Toddler dies from E. coli after trip to county fair

Story highlights

  • 2-year-old dies after going to fair in N. Carolina
  • 38 people have shown signs of the infection
  • Officials have yet to pinpoint possible source
  • Outbreak comes a year after E. coli scare at the state fair

The number of cases of E. coli stemming from a county fair in North Carolina has grown to 38, including one child who died, the state's department of health said Monday.

More than 165,000 people attended the Cleveland County Fair, which ended October 7.

Eight people have been hospitalized for E. coli infections. Two-year-old Gage Lafevers of Bessemer City died Friday, CNN affiliate WBTV reported.

There are more than 700 strains of the bacteria E. coli. Although most of them are harmless, some can cause serious problems by attacking the intestinal tract. Contracting certain forms of E. coli can lead to diarrhea, nausea, dehydration and in some cases, death.

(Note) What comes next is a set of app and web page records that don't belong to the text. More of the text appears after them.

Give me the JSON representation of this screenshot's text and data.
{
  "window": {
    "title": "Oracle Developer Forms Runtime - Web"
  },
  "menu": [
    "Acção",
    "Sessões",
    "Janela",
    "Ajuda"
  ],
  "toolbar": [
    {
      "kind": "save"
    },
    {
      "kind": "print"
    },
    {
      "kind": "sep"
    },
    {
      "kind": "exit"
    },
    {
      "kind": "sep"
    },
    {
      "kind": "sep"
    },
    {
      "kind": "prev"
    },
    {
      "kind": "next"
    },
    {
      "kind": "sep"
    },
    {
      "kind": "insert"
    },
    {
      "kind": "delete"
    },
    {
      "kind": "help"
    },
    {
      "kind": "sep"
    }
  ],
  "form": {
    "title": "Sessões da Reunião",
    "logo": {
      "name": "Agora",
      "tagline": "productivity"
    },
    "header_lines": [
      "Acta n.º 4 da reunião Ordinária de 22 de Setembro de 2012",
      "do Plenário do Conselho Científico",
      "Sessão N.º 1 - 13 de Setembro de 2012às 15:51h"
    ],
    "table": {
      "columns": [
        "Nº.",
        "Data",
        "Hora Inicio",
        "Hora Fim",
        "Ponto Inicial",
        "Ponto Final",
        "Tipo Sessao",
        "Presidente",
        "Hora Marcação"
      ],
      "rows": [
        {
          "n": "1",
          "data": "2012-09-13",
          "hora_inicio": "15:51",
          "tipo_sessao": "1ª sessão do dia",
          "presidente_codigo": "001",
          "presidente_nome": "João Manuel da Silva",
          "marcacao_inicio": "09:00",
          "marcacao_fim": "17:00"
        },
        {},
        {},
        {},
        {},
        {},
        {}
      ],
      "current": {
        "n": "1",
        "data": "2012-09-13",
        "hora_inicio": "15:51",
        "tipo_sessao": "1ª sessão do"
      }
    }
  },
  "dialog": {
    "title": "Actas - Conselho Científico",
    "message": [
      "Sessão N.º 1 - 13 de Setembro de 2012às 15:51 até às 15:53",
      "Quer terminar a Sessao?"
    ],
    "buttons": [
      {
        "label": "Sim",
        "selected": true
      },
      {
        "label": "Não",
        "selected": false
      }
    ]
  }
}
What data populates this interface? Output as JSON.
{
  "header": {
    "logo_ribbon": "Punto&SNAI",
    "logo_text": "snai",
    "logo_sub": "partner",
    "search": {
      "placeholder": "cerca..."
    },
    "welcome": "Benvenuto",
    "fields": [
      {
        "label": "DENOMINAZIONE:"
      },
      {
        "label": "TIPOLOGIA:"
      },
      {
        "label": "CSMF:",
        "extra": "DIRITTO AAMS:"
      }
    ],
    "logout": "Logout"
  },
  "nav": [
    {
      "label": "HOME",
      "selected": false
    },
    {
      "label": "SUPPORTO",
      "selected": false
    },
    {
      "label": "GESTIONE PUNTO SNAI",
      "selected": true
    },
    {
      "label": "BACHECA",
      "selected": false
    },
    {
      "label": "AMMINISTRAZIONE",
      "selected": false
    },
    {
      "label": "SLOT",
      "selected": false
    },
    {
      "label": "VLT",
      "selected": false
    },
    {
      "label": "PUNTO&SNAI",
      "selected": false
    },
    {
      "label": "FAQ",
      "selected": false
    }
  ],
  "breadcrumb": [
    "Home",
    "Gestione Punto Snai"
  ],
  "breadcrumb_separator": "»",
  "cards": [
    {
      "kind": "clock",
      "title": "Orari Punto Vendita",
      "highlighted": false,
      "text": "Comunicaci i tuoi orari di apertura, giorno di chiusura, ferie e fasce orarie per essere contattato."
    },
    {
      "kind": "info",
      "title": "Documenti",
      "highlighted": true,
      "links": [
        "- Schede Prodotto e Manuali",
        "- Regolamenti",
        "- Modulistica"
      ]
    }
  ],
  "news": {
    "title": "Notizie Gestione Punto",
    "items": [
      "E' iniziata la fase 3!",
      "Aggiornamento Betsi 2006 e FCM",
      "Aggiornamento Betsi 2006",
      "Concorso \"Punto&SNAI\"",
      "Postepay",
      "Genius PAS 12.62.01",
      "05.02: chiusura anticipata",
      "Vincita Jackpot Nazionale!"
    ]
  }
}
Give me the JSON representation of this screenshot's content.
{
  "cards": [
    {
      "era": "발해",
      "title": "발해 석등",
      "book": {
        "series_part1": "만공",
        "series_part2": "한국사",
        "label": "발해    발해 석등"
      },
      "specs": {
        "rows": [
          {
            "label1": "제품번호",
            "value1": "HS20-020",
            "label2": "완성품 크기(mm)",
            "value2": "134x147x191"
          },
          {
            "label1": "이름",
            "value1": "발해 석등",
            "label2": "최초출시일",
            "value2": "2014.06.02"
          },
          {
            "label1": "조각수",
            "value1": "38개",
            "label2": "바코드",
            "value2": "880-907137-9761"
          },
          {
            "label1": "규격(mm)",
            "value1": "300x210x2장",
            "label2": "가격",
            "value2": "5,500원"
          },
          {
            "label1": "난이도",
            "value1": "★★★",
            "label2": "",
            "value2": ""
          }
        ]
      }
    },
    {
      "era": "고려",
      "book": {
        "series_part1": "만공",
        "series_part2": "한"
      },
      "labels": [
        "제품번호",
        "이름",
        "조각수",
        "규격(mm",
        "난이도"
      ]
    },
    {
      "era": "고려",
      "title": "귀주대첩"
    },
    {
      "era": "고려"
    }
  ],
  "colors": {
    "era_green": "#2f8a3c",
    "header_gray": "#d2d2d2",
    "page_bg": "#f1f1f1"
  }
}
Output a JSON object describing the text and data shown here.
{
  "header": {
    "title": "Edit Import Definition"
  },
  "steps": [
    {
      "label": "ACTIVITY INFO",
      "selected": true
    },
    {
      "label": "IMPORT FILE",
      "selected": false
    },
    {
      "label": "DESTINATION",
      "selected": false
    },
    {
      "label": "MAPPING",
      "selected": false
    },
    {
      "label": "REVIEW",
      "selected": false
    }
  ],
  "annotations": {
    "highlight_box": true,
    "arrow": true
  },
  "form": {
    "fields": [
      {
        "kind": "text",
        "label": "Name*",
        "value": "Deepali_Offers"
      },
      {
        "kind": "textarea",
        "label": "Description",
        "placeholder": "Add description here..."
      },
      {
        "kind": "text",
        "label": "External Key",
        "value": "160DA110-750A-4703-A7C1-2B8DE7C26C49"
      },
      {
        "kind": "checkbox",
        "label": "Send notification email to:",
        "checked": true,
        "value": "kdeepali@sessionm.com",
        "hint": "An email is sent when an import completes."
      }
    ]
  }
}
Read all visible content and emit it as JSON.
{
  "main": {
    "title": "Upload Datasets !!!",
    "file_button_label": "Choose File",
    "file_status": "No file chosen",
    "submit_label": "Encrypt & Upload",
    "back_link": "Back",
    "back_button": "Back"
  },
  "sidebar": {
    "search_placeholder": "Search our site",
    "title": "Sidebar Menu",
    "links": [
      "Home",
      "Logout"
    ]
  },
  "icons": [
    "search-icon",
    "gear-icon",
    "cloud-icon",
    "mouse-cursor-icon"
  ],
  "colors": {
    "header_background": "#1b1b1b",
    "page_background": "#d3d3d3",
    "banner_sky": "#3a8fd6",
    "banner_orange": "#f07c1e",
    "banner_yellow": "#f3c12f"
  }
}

Symptoms of E. coli infection can occur as late as 10 days after exposure, the North Carolina health department said.

2011: E. coli scare
2011: E. coli scare

    JUST WATCHED

    2011: E. coli scare

MUST WATCH

2011: E. coli scare 02:10

"Not much we can say until things are definitely connected and hopefully we can know soon," Cleveland County Fair Manager Calvin Hastings said. "All we can do is hope and pray for the families."

WBTV reported that as many as 75 people who attended the fair have been interviewed by officials, but authorities have yet to discern a possible source of the infection.

Health officials said 22 of the people sickened are children.

The outbreak comes about a year after one at the North Carolina State Fair in Raleigh affected 27 people. The source of that outbreak was a building that housed animals, officials said.

Food recall roundup

Kroger recalls bagged spinach

Food safety tips from a pro

E. coli outbreak sickens 14 in six states